WHAT YOU NEED TO DO: Please restate each entry exactly, without skipping any.
==== DATA FOR REVIEW ====
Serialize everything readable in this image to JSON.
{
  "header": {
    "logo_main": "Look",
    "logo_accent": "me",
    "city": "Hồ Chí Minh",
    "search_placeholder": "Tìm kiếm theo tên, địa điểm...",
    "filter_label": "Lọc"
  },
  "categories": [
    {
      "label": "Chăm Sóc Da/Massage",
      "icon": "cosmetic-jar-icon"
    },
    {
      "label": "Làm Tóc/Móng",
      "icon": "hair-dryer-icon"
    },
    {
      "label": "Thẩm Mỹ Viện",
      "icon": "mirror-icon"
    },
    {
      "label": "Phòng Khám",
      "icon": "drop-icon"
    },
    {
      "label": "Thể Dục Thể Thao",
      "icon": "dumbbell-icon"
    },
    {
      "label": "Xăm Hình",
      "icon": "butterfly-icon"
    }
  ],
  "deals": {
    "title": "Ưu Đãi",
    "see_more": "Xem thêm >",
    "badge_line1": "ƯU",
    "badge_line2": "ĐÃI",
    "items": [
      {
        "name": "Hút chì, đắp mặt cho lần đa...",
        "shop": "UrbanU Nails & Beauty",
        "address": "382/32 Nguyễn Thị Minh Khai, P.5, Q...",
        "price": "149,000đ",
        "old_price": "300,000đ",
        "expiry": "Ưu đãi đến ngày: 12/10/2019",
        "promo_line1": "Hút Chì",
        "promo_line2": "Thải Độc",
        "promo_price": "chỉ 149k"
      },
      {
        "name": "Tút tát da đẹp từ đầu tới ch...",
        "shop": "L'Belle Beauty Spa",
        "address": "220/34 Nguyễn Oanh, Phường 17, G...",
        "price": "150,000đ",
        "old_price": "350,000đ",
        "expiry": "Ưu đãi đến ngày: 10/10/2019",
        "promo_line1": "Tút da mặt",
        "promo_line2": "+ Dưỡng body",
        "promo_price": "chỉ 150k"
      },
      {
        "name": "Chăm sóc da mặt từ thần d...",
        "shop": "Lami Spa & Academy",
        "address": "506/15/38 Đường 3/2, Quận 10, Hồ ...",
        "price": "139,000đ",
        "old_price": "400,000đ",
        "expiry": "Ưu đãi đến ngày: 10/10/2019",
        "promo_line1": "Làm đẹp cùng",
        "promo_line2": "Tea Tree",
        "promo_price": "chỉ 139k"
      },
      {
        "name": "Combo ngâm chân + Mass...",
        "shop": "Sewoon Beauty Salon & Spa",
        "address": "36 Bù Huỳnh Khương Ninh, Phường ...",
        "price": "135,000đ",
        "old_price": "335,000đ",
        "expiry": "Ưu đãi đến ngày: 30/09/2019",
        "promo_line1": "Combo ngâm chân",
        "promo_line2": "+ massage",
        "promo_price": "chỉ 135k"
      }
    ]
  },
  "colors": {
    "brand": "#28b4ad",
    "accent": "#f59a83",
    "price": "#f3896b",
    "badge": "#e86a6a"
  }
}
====
ANSWER TO THE PROBLEM:
Serialize everything readable in this image to JSON.
{
  "header": {
    "logo_main": "Look",
    "logo_accent": "me",
    "city": "Hồ Chí Minh",
    "search_placeholder": "Tìm kiếm theo tên, địa điểm...",
    "filter_label": "Lọc"
  },
  "categories": [
    {
      "label": "Chăm Sóc Da/Massage",
      "icon": "cosmetic-jar-icon"
    },
    {
      "label": "Làm Tóc/Móng",
      "icon": "hair-dryer-icon"
    },
    {
      "label": "Thẩm Mỹ Viện",
      "icon": "mirror-icon"
    },
    {
      "label": "Phòng Khám",
      "icon": "drop-icon"
    },
    {
      "label": "Thể Dục Thể Thao",
      "icon": "dumbbell-icon"
    },
    {
      "label": "Xăm Hình",
      "icon": "butterfly-icon"
    }
  ],
  "deals": {
    "title": "Ưu Đãi",
    "see_more": "Xem thêm >",
    "badge_line1": "ƯU",
    "badge_line2": "ĐÃI",
    "items": [
      {
        "name": "Hút chì, đắp mặt cho lần đa...",
        "shop": "UrbanU Nails & Beauty",
        "address": "382/32 Nguyễn Thị Minh Khai, P.5, Q...",
        "price": "149,000đ",
        "old_price": "300,000đ",
        "expiry": "Ưu đãi đến ngày: 12/10/2019",
        "promo_line1": "Hút Chì",
        "promo_line2": "Thải Độc",
        "promo_price": "chỉ 149k"
      },
      {
        "name": "Tút tát da đẹp từ đầu tới ch...",
        "shop": "L'Belle Beauty Spa",
        "address": "220/34 Nguyễn Oanh, Phường 17, G...",
        "price": "150,000đ",
        "old_price": "350,000đ",
        "expiry": "Ưu đãi đến ngày: 10/10/2019",
        "promo_line1": "Tút da mặt",
        "promo_line2": "+ Dưỡng body",
        "promo_price": "chỉ 150k"
      },
      {
        "name": "Chăm sóc da mặt từ thần d...",
        "shop": "Lami Spa & Academy",
        "address": "506/15/38 Đường 3/2, Quận 10, Hồ ...",
        "price": "139,000đ",
        "old_price": "400,000đ",
        "expiry": "Ưu đãi đến ngày: 10/10/2019",
        "promo_line1": "Làm đẹp cùng",
        "promo_line2": "Tea Tree",
        "promo_price": "chỉ 139k"
      },
      {
        "name": "Combo ngâm chân + Mass...",
        "shop": "Sewoon Beauty Salon & Spa",
        "address": "36 Bù Huỳnh Khương Ninh, Phường ...",
        "price": "135,000đ",
        "old_price": "335,000đ",
        "expiry": "Ưu đãi đến ngày: 30/09/2019",
        "promo_line1": "Combo ngâm chân",
        "promo_line2": "+ massage",
        "promo_price": "chỉ 135k"
      }
    ]
  },
  "colors": {
    "brand": "#28b4ad",
    "accent": "#f59a83",
    "price": "#f3896b",
    "badge": "#e86a6a"
  }
}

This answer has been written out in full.